▸ **DATA**:
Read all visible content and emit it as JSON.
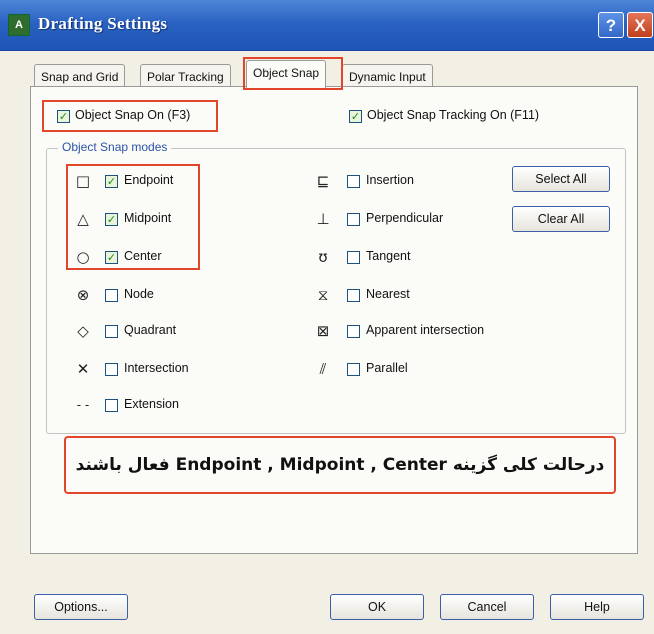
{
  "window": {
    "icon_text": "A",
    "title": "Drafting Settings",
    "help_glyph": "?",
    "close_glyph": "X"
  },
  "tabs": [
    {
      "label": "Snap and Grid"
    },
    {
      "label": "Polar Tracking"
    },
    {
      "label": "Object Snap",
      "active": true
    },
    {
      "label": "Dynamic Input"
    }
  ],
  "object_snap_on": {
    "label": "Object Snap On (F3)",
    "checked": true
  },
  "object_snap_tracking_on": {
    "label": "Object Snap Tracking On (F11)",
    "checked": true
  },
  "modes_group_title": "Object Snap modes",
  "modes_left": [
    {
      "symbol": "□",
      "label": "Endpoint",
      "checked": true
    },
    {
      "symbol": "△",
      "label": "Midpoint",
      "checked": true
    },
    {
      "symbol": "○",
      "label": "Center",
      "checked": true
    },
    {
      "symbol": "⊗",
      "label": "Node",
      "checked": false
    },
    {
      "symbol": "◇",
      "label": "Quadrant",
      "checked": false
    },
    {
      "symbol": "✕",
      "label": "Intersection",
      "checked": false
    },
    {
      "symbol": "‐ ‐",
      "label": "Extension",
      "checked": false
    }
  ],
  "modes_right": [
    {
      "symbol": "⊑",
      "label": "Insertion",
      "checked": false
    },
    {
      "symbol": "⊥",
      "label": "Perpendicular",
      "checked": false
    },
    {
      "symbol": "ʊ",
      "label": "Tangent",
      "checked": false
    },
    {
      "symbol": "⧖",
      "label": "Nearest",
      "checked": false
    },
    {
      "symbol": "⊠",
      "label": "Apparent intersection",
      "checked": false
    },
    {
      "symbol": "⫽",
      "label": "Parallel",
      "checked": false
    }
  ],
  "buttons": {
    "select_all": "Select All",
    "clear_all": "Clear All",
    "options": "Options...",
    "ok": "OK",
    "cancel": "Cancel",
    "help": "Help"
  },
  "annotation_text": "درحالت کلی گزینه Endpoint , Midpoint , Center فعال باشند",
  "colors": {
    "highlight": "#e2462a",
    "titlebar": "#2a62c2",
    "group_title": "#2a53a8"
  }
}
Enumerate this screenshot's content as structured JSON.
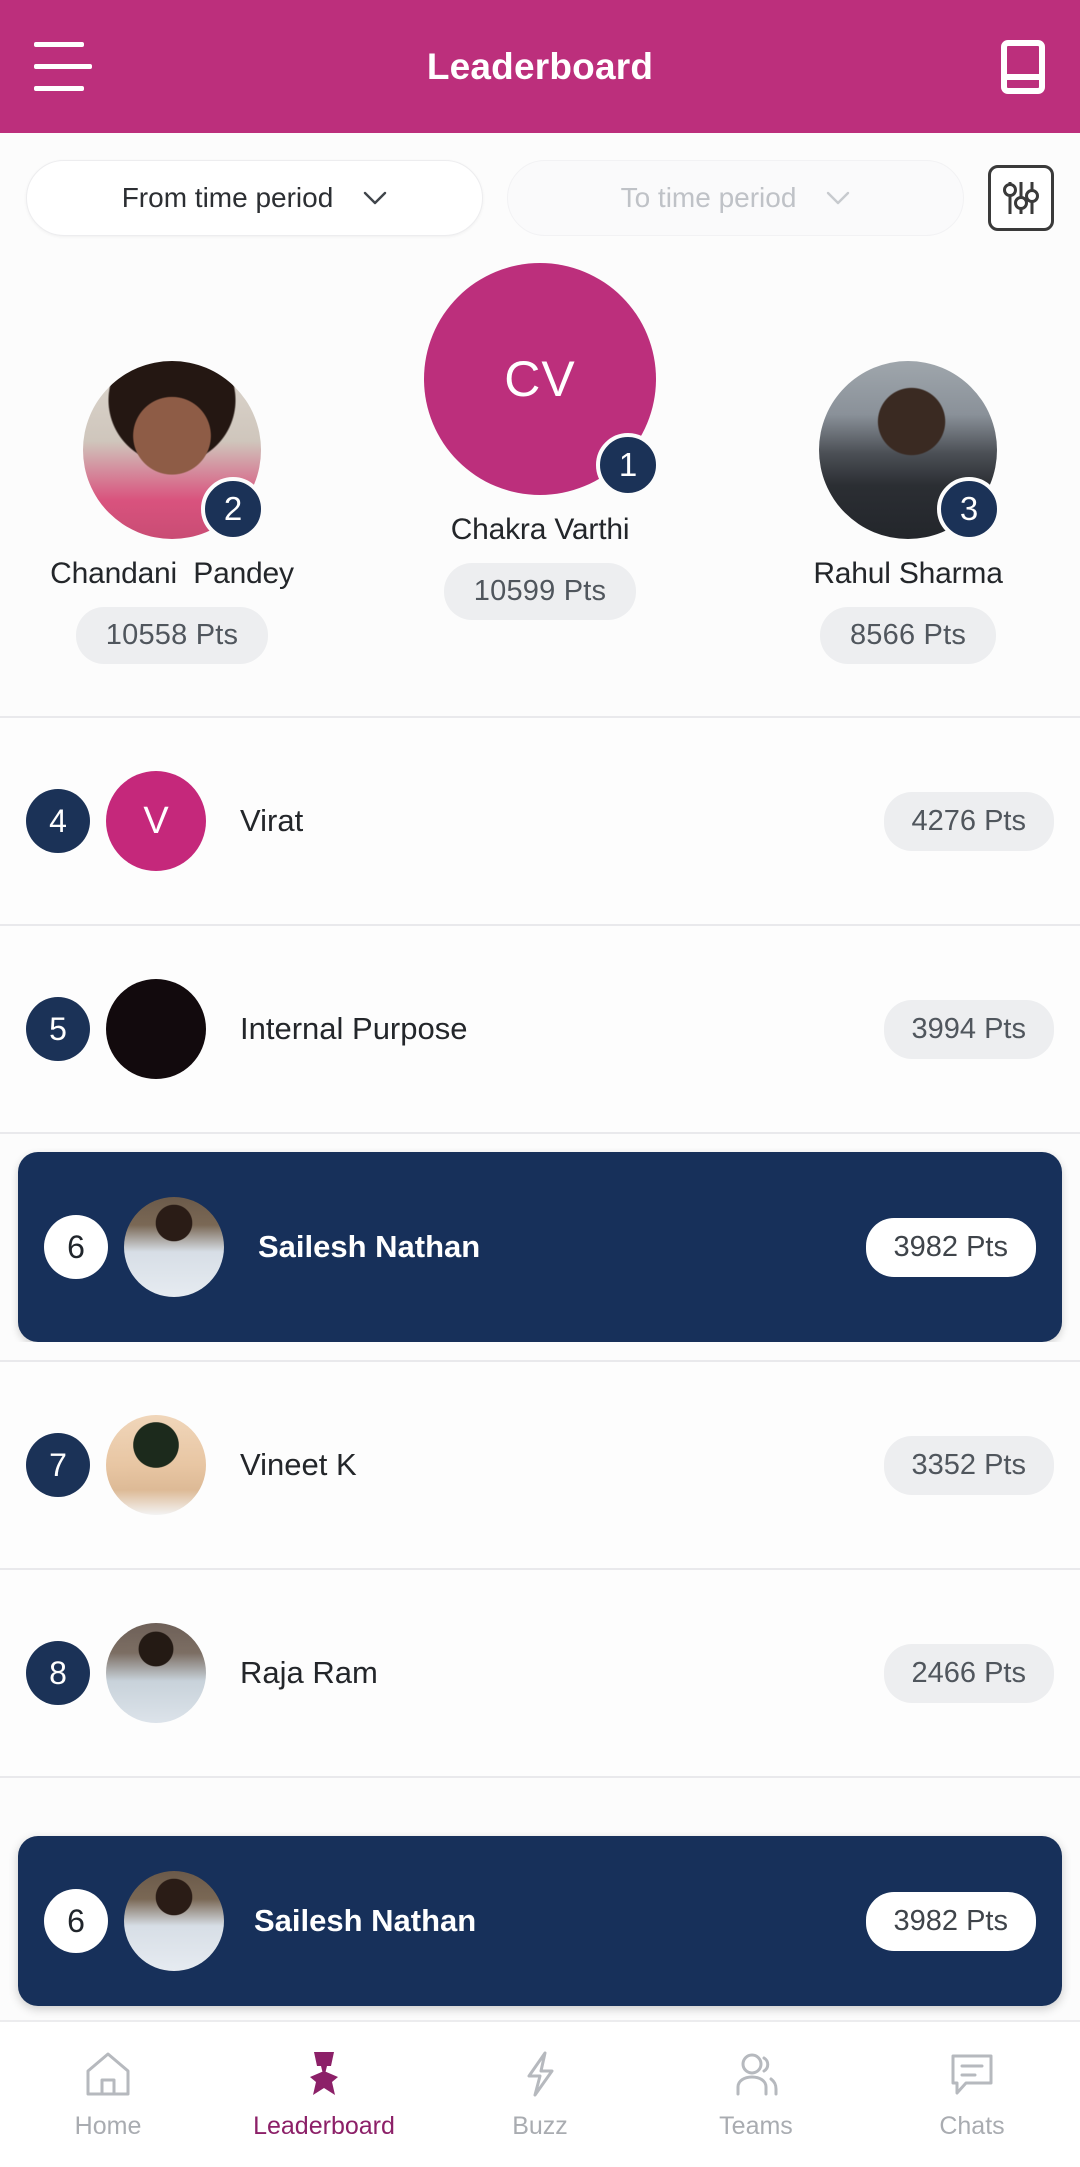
{
  "header": {
    "title": "Leaderboard",
    "menu_icon": "hamburger-menu-icon",
    "right_icon": "book-icon"
  },
  "filters": {
    "from": {
      "label": "From time period",
      "icon": "chevron-down-icon"
    },
    "to": {
      "label": "To time period",
      "icon": "chevron-down-icon"
    },
    "filter_button_icon": "sliders-filter-icon"
  },
  "podium": [
    {
      "rank": "2",
      "name": "Chandani  Pandey",
      "points": "10558 Pts",
      "avatar_type": "photo",
      "avatar_class": "ph-chandani",
      "initials": ""
    },
    {
      "rank": "1",
      "name": "Chakra Varthi",
      "points": "10599 Pts",
      "avatar_type": "initials",
      "avatar_class": "",
      "initials": "CV"
    },
    {
      "rank": "3",
      "name": "Rahul Sharma",
      "points": "8566 Pts",
      "avatar_type": "photo",
      "avatar_class": "ph-rahul",
      "initials": ""
    }
  ],
  "rows": [
    {
      "rank": "4",
      "name": "Virat",
      "points": "4276 Pts",
      "avatar_type": "initials",
      "avatar_class": "initial",
      "initials": "V",
      "highlight": false
    },
    {
      "rank": "5",
      "name": "Internal Purpose",
      "points": "3994 Pts",
      "avatar_type": "solid",
      "avatar_class": "solid-black",
      "initials": "",
      "highlight": false
    },
    {
      "rank": "6",
      "name": "Sailesh Nathan",
      "points": "3982 Pts",
      "avatar_type": "photo",
      "avatar_class": "ph-sailesh",
      "initials": "",
      "highlight": true
    },
    {
      "rank": "7",
      "name": "Vineet K",
      "points": "3352 Pts",
      "avatar_type": "photo",
      "avatar_class": "ph-vineet",
      "initials": "",
      "highlight": false
    },
    {
      "rank": "8",
      "name": "Raja Ram",
      "points": "2466 Pts",
      "avatar_type": "photo",
      "avatar_class": "ph-rajaram",
      "initials": "",
      "highlight": false
    }
  ],
  "self_rank": {
    "rank": "6",
    "name": "Sailesh Nathan",
    "points": "3982 Pts",
    "avatar_class": "ph-sailesh"
  },
  "bottom_nav": {
    "active": "Leaderboard",
    "items": [
      {
        "label": "Home",
        "icon": "home-icon"
      },
      {
        "label": "Leaderboard",
        "icon": "medal-icon"
      },
      {
        "label": "Buzz",
        "icon": "lightning-bolt-icon"
      },
      {
        "label": "Teams",
        "icon": "people-icon"
      },
      {
        "label": "Chats",
        "icon": "chat-bubble-icon"
      }
    ]
  },
  "colors": {
    "brand_magenta": "#BC2F7C",
    "navy": "#1B3257",
    "highlight_navy": "#17305A",
    "pill_gray": "#EDEEF0",
    "page_bg": "#FCFCFC",
    "nav_active": "#8C2068"
  }
}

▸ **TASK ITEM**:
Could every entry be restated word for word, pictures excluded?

▸ **EXERCISE RESPONSE**:
Read all visible content and emit it as JSON.
{
  "window": {
    "icon_text": "A",
    "title": "Drafting Settings",
    "help_glyph": "?",
    "close_glyph": "X"
  },
  "tabs": [
    {
      "label": "Snap and Grid"
    },
    {
      "label": "Polar Tracking"
    },
    {
      "label": "Object Snap",
      "active": true
    },
    {
      "label": "Dynamic Input"
    }
  ],
  "object_snap_on": {
    "label": "Object Snap On (F3)",
    "checked": true
  },
  "object_snap_tracking_on": {
    "label": "Object Snap Tracking On (F11)",
    "checked": true
  },
  "modes_group_title": "Object Snap modes",
  "modes_left": [
    {
      "symbol": "□",
      "label": "Endpoint",
      "checked": true
    },
    {
      "symbol": "△",
      "label": "Midpoint",
      "checked": true
    },
    {
      "symbol": "○",
      "label": "Center",
      "checked": true
    },
    {
      "symbol": "⊗",
      "label": "Node",
      "checked": false
    },
    {
      "symbol": "◇",
      "label": "Quadrant",
      "checked": false
    },
    {
      "symbol": "✕",
      "label": "Intersection",
      "checked": false
    },
    {
      "symbol": "‐ ‐",
      "label": "Extension",
      "checked": false
    }
  ],
  "modes_right": [
    {
      "symbol": "⊑",
      "label": "Insertion",
      "checked": false
    },
    {
      "symbol": "⊥",
      "label": "Perpendicular",
      "checked": false
    },
    {
      "symbol": "ʊ",
      "label": "Tangent",
      "checked": false
    },
    {
      "symbol": "⧖",
      "label": "Nearest",
      "checked": false
    },
    {
      "symbol": "⊠",
      "label": "Apparent intersection",
      "checked": false
    },
    {
      "symbol": "⫽",
      "label": "Parallel",
      "checked": false
    }
  ],
  "buttons": {
    "select_all": "Select All",
    "clear_all": "Clear All",
    "options": "Options...",
    "ok": "OK",
    "cancel": "Cancel",
    "help": "Help"
  },
  "annotation_text": "درحالت کلی گزینه Endpoint , Midpoint , Center فعال باشند",
  "colors": {
    "highlight": "#e2462a",
    "titlebar": "#2a62c2",
    "group_title": "#2a53a8"
  }
}
Enumerate this screenshot's content as structured JSON.
{
  "header": {
    "title": "Leaderboard",
    "menu_icon": "hamburger-menu-icon",
    "right_icon": "book-icon"
  },
  "filters": {
    "from": {
      "label": "From time period",
      "icon": "chevron-down-icon"
    },
    "to": {
      "label": "To time period",
      "icon": "chevron-down-icon"
    },
    "filter_button_icon": "sliders-filter-icon"
  },
  "podium": [
    {
      "rank": "2",
      "name": "Chandani  Pandey",
      "points": "10558 Pts",
      "avatar_type": "photo",
      "avatar_class": "ph-chandani",
      "initials": ""
    },
    {
      "rank": "1",
      "name": "Chakra Varthi",
      "points": "10599 Pts",
      "avatar_type": "initials",
      "avatar_class": "",
      "initials": "CV"
    },
    {
      "rank": "3",
      "name": "Rahul Sharma",
      "points": "8566 Pts",
      "avatar_type": "photo",
      "avatar_class": "ph-rahul",
      "initials": ""
    }
  ],
  "rows": [
    {
      "rank": "4",
      "name": "Virat",
      "points": "4276 Pts",
      "avatar_type": "initials",
      "avatar_class": "initial",
      "initials": "V",
      "highlight": false
    },
    {
      "rank": "5",
      "name": "Internal Purpose",
      "points": "3994 Pts",
      "avatar_type": "solid",
      "avatar_class": "solid-black",
      "initials": "",
      "highlight": false
    },
    {
      "rank": "6",
      "name": "Sailesh Nathan",
      "points": "3982 Pts",
      "avatar_type": "photo",
      "avatar_class": "ph-sailesh",
      "initials": "",
      "highlight": true
    },
    {
      "rank": "7",
      "name": "Vineet K",
      "points": "3352 Pts",
      "avatar_type": "photo",
      "avatar_class": "ph-vineet",
      "initials": "",
      "highlight": false
    },
    {
      "rank": "8",
      "name": "Raja Ram",
      "points": "2466 Pts",
      "avatar_type": "photo",
      "avatar_class": "ph-rajaram",
      "initials": "",
      "highlight": false
    }
  ],
  "self_rank": {
    "rank": "6",
    "name": "Sailesh Nathan",
    "points": "3982 Pts",
    "avatar_class": "ph-sailesh"
  },
  "bottom_nav": {
    "active": "Leaderboard",
    "items": [
      {
        "label": "Home",
        "icon": "home-icon"
      },
      {
        "label": "Leaderboard",
        "icon": "medal-icon"
      },
      {
        "label": "Buzz",
        "icon": "lightning-bolt-icon"
      },
      {
        "label": "Teams",
        "icon": "people-icon"
      },
      {
        "label": "Chats",
        "icon": "chat-bubble-icon"
      }
    ]
  },
  "colors": {
    "brand_magenta": "#BC2F7C",
    "navy": "#1B3257",
    "highlight_navy": "#17305A",
    "pill_gray": "#EDEEF0",
    "page_bg": "#FCFCFC",
    "nav_active": "#8C2068"
  }
}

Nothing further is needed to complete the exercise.